Twitter, Inc. has won a dispute over the highly trafficked typo domain name Twiter.com that led visitors to an online scam survey site.
A panel with the World Intellectual Property Organization (WIPO) ruled in favor of Twitter.
Twiter.com was registered long before Twitter.com became what it is today. Its first owner registered the domain in 2004, nearly 2 years before Jack Dorsey launched the site.
However, ever since filing the dispute with WIPO (Case No. D2011-1210), it has seemed to be an open-and-shut case against Geigo Inc (the respondent) who has used the web address for a malicious survey scam.
When twiter.com resolved to its own web page, it hit over 100,000 unique visitors per month according to a rough traffic estimate by Compete.
But months ago, Geigo (the respondent) began re-directing visitors from twiter.com to socialupdatepanel.com, a scam survey site (pictured above) that looked confusingly similar to Twitter’s own website. A message on the home page told visitors they had been selected to participate in a three-question survey, and for completing the survey, they would be able to select a prize like an iPhone 4 or iPad 2. The site attempted to collect personal information such as cell phone numbers and e-mail addresses.
In July, I wrote about Twitter taking control of twiter.biz. Twitter had originally filed a dispute with WIPO over twiter.com in June, then days after filing the dispute it added twiter.biz to the same complaint. For one reason or another, the case was eventually suspended, then terminated, but not before Twitter was able to get twiter.biz.
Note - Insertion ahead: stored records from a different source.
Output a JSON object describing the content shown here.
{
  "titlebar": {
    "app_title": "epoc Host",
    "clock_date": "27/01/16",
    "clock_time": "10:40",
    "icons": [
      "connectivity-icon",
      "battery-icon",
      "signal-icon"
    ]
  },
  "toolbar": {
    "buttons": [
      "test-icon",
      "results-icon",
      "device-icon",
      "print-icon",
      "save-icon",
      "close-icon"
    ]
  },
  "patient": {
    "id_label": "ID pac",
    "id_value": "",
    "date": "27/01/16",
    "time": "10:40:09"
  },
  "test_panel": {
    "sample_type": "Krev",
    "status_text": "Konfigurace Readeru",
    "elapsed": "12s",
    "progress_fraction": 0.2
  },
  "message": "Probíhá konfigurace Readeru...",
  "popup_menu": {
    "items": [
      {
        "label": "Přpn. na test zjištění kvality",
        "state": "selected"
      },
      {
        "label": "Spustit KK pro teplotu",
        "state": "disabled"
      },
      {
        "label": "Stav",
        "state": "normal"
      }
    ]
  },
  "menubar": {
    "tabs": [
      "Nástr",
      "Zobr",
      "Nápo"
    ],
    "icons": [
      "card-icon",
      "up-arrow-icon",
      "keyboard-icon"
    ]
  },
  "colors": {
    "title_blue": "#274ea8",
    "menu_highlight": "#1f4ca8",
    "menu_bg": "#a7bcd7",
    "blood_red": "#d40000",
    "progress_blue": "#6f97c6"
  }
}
After Twitter took control of twiter.biz, it filed a new complaint (Case No. D2011-1210) in July targeting only the twiter.com domain name.
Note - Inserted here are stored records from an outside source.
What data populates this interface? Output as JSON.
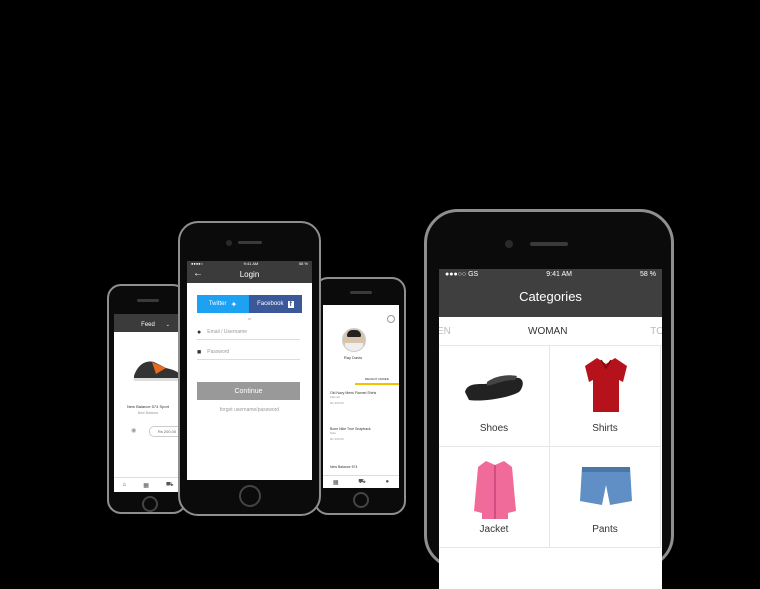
{
  "feed_phone": {
    "title": "Feed",
    "product_name": "New Balance 574 Sport",
    "product_brand": "New Balance",
    "price": "Rs 200.00"
  },
  "login_phone": {
    "status_time": "9:41 AM",
    "status_battery": "58 %",
    "title": "Login",
    "twitter_label": "Twitter",
    "facebook_label": "Facebook",
    "or_label": "or",
    "email_placeholder": "Email / Username",
    "password_placeholder": "Password",
    "continue_label": "Continue",
    "forgot_label": "forgot username/password"
  },
  "profile_phone": {
    "name": "Ray Davis",
    "tab_label": "RECENT ORDER",
    "items": [
      {
        "title": "Old Navy Mens Flannel Shirts",
        "sub": "Flannel",
        "price": "Rs 200.00"
      },
      {
        "title": "Bone Nike True Snapback",
        "sub": "Nike",
        "price": "Rs 300.00"
      },
      {
        "title": "New Balance 574"
      }
    ]
  },
  "categories_phone": {
    "status_carrier": "GS",
    "status_time": "9:41 AM",
    "status_battery": "58 %",
    "title": "Categories",
    "tabs": [
      "EN",
      "WOMAN",
      "TO"
    ],
    "categories": [
      {
        "label": "Shoes"
      },
      {
        "label": "Shirts"
      },
      {
        "label": "Jacket"
      },
      {
        "label": "Pants"
      }
    ]
  },
  "colors": {
    "twitter": "#1da1f2",
    "facebook": "#3b5998",
    "header_dark": "#3b3b3b",
    "accent_yellow": "#f2c200"
  }
}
Now with the twiter.com win under its belt, it wouldn’t be surprising to see the company file disputes against other typo domains such as twutter.com, which uses the same type of redirect to a scam survey site as twiter.com has used.